Design and Simulation of a Low Power 384-channel Actively Multiplexed Neural Interface.

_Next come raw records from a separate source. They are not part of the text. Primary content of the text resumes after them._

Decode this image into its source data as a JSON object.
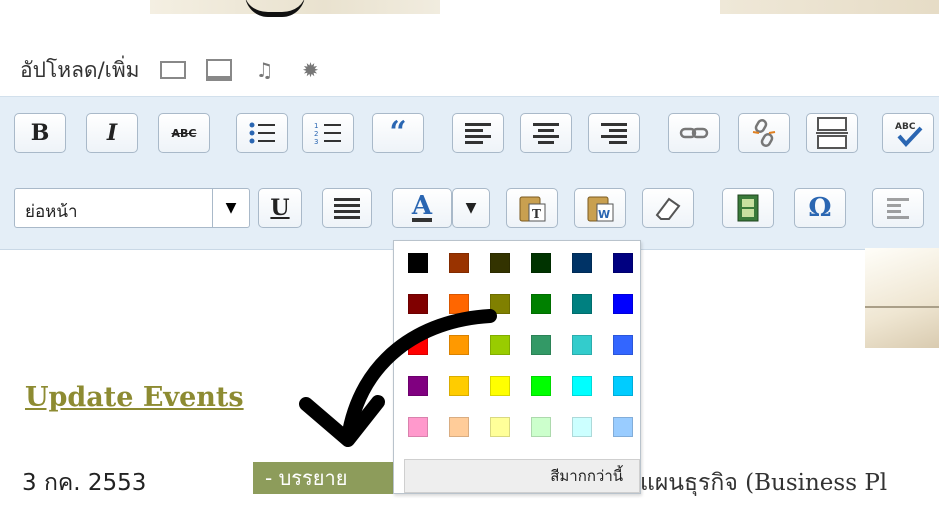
{
  "upload": {
    "label": "อัปโหลด/เพิ่ม"
  },
  "toolbar": {
    "row1": [
      {
        "name": "bold-button",
        "glyph": "B"
      },
      {
        "name": "italic-button",
        "glyph": "I"
      },
      {
        "name": "strikethrough-button",
        "glyph": "ABC"
      },
      {
        "name": "bullet-list-button",
        "glyph": ""
      },
      {
        "name": "numbered-list-button",
        "glyph": ""
      },
      {
        "name": "blockquote-button",
        "glyph": "“"
      },
      {
        "name": "align-left-button",
        "glyph": ""
      },
      {
        "name": "align-center-button",
        "glyph": ""
      },
      {
        "name": "align-right-button",
        "glyph": ""
      },
      {
        "name": "insert-link-button",
        "glyph": ""
      },
      {
        "name": "unlink-button",
        "glyph": ""
      },
      {
        "name": "insert-more-button",
        "glyph": ""
      },
      {
        "name": "spellcheck-button",
        "glyph": ""
      }
    ],
    "format_value": "ย่อหน้า",
    "underline": "U",
    "text_color": "A",
    "omega": "Ω"
  },
  "palette": {
    "more_colors": "สีมากกว่านี้",
    "colors": [
      "#000000",
      "#993300",
      "#333300",
      "#003300",
      "#003366",
      "#000080",
      "#800000",
      "#FF6600",
      "#808000",
      "#008000",
      "#008080",
      "#0000FF",
      "#FF0000",
      "#FF9900",
      "#99CC00",
      "#339966",
      "#33CCCC",
      "#3366FF",
      "#800080",
      "#FFCC00",
      "#FFFF00",
      "#00FF00",
      "#00FFFF",
      "#00CCFF",
      "#FF99CC",
      "#FFCC99",
      "#FFFF99",
      "#CCFFCC",
      "#CCFFFF",
      "#99CCFF"
    ]
  },
  "content": {
    "events_title": "Update Events",
    "event_date": "3 กค. 2553",
    "event_badge": "- บรรยาย",
    "event_rest": "แผนธุรกิจ (Business Pl"
  }
}
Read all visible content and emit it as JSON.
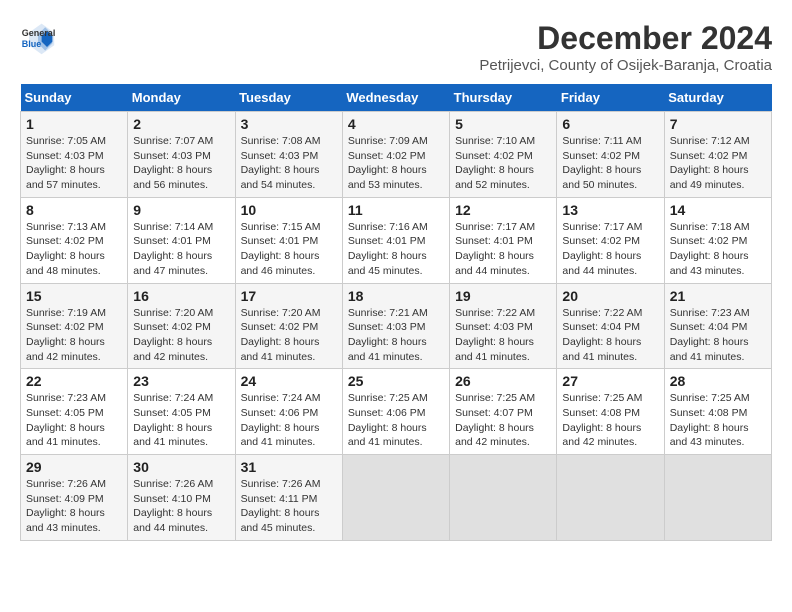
{
  "header": {
    "logo_line1": "General",
    "logo_line2": "Blue",
    "title": "December 2024",
    "subtitle": "Petrijevci, County of Osijek-Baranja, Croatia"
  },
  "days_of_week": [
    "Sunday",
    "Monday",
    "Tuesday",
    "Wednesday",
    "Thursday",
    "Friday",
    "Saturday"
  ],
  "weeks": [
    [
      {
        "day": "1",
        "info": "Sunrise: 7:05 AM\nSunset: 4:03 PM\nDaylight: 8 hours and 57 minutes."
      },
      {
        "day": "2",
        "info": "Sunrise: 7:07 AM\nSunset: 4:03 PM\nDaylight: 8 hours and 56 minutes."
      },
      {
        "day": "3",
        "info": "Sunrise: 7:08 AM\nSunset: 4:03 PM\nDaylight: 8 hours and 54 minutes."
      },
      {
        "day": "4",
        "info": "Sunrise: 7:09 AM\nSunset: 4:02 PM\nDaylight: 8 hours and 53 minutes."
      },
      {
        "day": "5",
        "info": "Sunrise: 7:10 AM\nSunset: 4:02 PM\nDaylight: 8 hours and 52 minutes."
      },
      {
        "day": "6",
        "info": "Sunrise: 7:11 AM\nSunset: 4:02 PM\nDaylight: 8 hours and 50 minutes."
      },
      {
        "day": "7",
        "info": "Sunrise: 7:12 AM\nSunset: 4:02 PM\nDaylight: 8 hours and 49 minutes."
      }
    ],
    [
      {
        "day": "8",
        "info": "Sunrise: 7:13 AM\nSunset: 4:02 PM\nDaylight: 8 hours and 48 minutes."
      },
      {
        "day": "9",
        "info": "Sunrise: 7:14 AM\nSunset: 4:01 PM\nDaylight: 8 hours and 47 minutes."
      },
      {
        "day": "10",
        "info": "Sunrise: 7:15 AM\nSunset: 4:01 PM\nDaylight: 8 hours and 46 minutes."
      },
      {
        "day": "11",
        "info": "Sunrise: 7:16 AM\nSunset: 4:01 PM\nDaylight: 8 hours and 45 minutes."
      },
      {
        "day": "12",
        "info": "Sunrise: 7:17 AM\nSunset: 4:01 PM\nDaylight: 8 hours and 44 minutes."
      },
      {
        "day": "13",
        "info": "Sunrise: 7:17 AM\nSunset: 4:02 PM\nDaylight: 8 hours and 44 minutes."
      },
      {
        "day": "14",
        "info": "Sunrise: 7:18 AM\nSunset: 4:02 PM\nDaylight: 8 hours and 43 minutes."
      }
    ],
    [
      {
        "day": "15",
        "info": "Sunrise: 7:19 AM\nSunset: 4:02 PM\nDaylight: 8 hours and 42 minutes."
      },
      {
        "day": "16",
        "info": "Sunrise: 7:20 AM\nSunset: 4:02 PM\nDaylight: 8 hours and 42 minutes."
      },
      {
        "day": "17",
        "info": "Sunrise: 7:20 AM\nSunset: 4:02 PM\nDaylight: 8 hours and 41 minutes."
      },
      {
        "day": "18",
        "info": "Sunrise: 7:21 AM\nSunset: 4:03 PM\nDaylight: 8 hours and 41 minutes."
      },
      {
        "day": "19",
        "info": "Sunrise: 7:22 AM\nSunset: 4:03 PM\nDaylight: 8 hours and 41 minutes."
      },
      {
        "day": "20",
        "info": "Sunrise: 7:22 AM\nSunset: 4:04 PM\nDaylight: 8 hours and 41 minutes."
      },
      {
        "day": "21",
        "info": "Sunrise: 7:23 AM\nSunset: 4:04 PM\nDaylight: 8 hours and 41 minutes."
      }
    ],
    [
      {
        "day": "22",
        "info": "Sunrise: 7:23 AM\nSunset: 4:05 PM\nDaylight: 8 hours and 41 minutes."
      },
      {
        "day": "23",
        "info": "Sunrise: 7:24 AM\nSunset: 4:05 PM\nDaylight: 8 hours and 41 minutes."
      },
      {
        "day": "24",
        "info": "Sunrise: 7:24 AM\nSunset: 4:06 PM\nDaylight: 8 hours and 41 minutes."
      },
      {
        "day": "25",
        "info": "Sunrise: 7:25 AM\nSunset: 4:06 PM\nDaylight: 8 hours and 41 minutes."
      },
      {
        "day": "26",
        "info": "Sunrise: 7:25 AM\nSunset: 4:07 PM\nDaylight: 8 hours and 42 minutes."
      },
      {
        "day": "27",
        "info": "Sunrise: 7:25 AM\nSunset: 4:08 PM\nDaylight: 8 hours and 42 minutes."
      },
      {
        "day": "28",
        "info": "Sunrise: 7:25 AM\nSunset: 4:08 PM\nDaylight: 8 hours and 43 minutes."
      }
    ],
    [
      {
        "day": "29",
        "info": "Sunrise: 7:26 AM\nSunset: 4:09 PM\nDaylight: 8 hours and 43 minutes."
      },
      {
        "day": "30",
        "info": "Sunrise: 7:26 AM\nSunset: 4:10 PM\nDaylight: 8 hours and 44 minutes."
      },
      {
        "day": "31",
        "info": "Sunrise: 7:26 AM\nSunset: 4:11 PM\nDaylight: 8 hours and 45 minutes."
      },
      {
        "day": "",
        "info": ""
      },
      {
        "day": "",
        "info": ""
      },
      {
        "day": "",
        "info": ""
      },
      {
        "day": "",
        "info": ""
      }
    ]
  ]
}
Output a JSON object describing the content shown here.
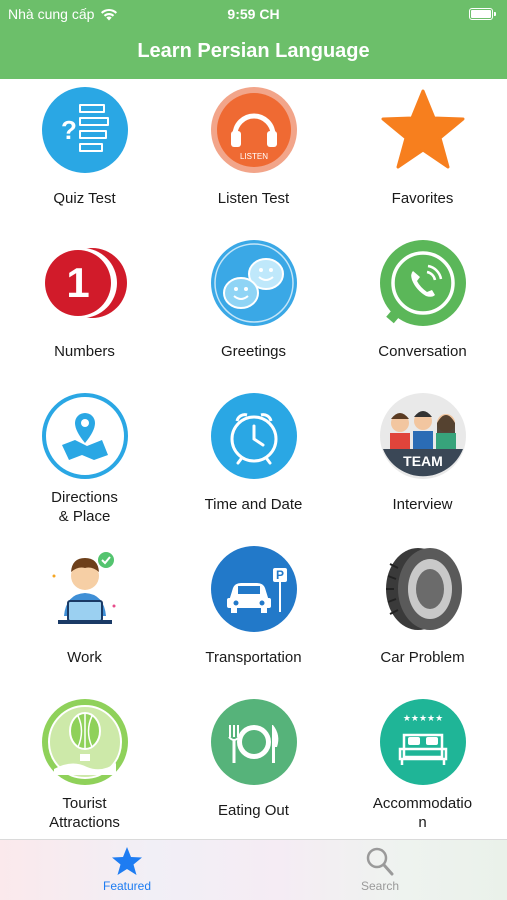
{
  "status_bar": {
    "carrier": "Nhà cung cấp",
    "time": "9:59 CH"
  },
  "header": {
    "title": "Learn Persian Language"
  },
  "items": [
    {
      "label": "Quiz Test"
    },
    {
      "label": "Listen Test",
      "icon_text": "LISTEN"
    },
    {
      "label": "Favorites"
    },
    {
      "label": "Numbers"
    },
    {
      "label": "Greetings"
    },
    {
      "label": "Conversation"
    },
    {
      "label": "Directions\n& Place"
    },
    {
      "label": "Time and Date"
    },
    {
      "label": "Interview",
      "icon_text": "TEAM"
    },
    {
      "label": "Work"
    },
    {
      "label": "Transportation"
    },
    {
      "label": "Car Problem"
    },
    {
      "label": "Tourist\nAttractions"
    },
    {
      "label": "Eating Out"
    },
    {
      "label": "Accommodatio\nn"
    }
  ],
  "tabbar": {
    "featured": "Featured",
    "search": "Search"
  },
  "colors": {
    "header": "#6cbf6a",
    "tab_active": "#1e7cf2",
    "tab_inactive": "#9a9a9a"
  }
}
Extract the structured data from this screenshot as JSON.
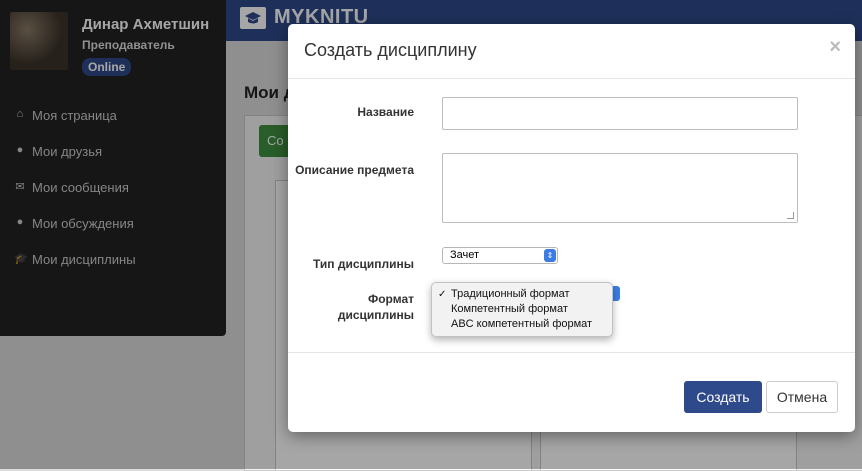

Brain computer interfaces (BCIs) provide clinical benefits including partial restoration of lost motor control, vision, speech, and hearing. A fundamental limitation of existing BCIs is their inability to span several areas (> cm2) of the cortex with fine (<100 μm) resolution. One challenge of scaling neural interfaces is output wiring and connector sizes as each channel must be independently routed out of the brain. Time division multiplexing (TDM) overcomes this by enabling several channels to share the same output wire at the cost of added noise. This work leverages a 130-nm CMOS process and transfer printing to design and simulate a 384-channel actively multiplexed array, which minimizes noise by adding front end filtering and amplification to every electrode site (pixel). The pixels are 50 μm × 50 μm and enable recording of all 384 channels at 30 kHz with a gain of 22.3 dB, noise of 9.57 μV rms, bandwidth of 0.1 Hz - 10 kHz, while only consuming 0.63 μW/channel. This work can be applied broadly across neural interfaces to create high channel-count arrays and ultimately improve BCIs.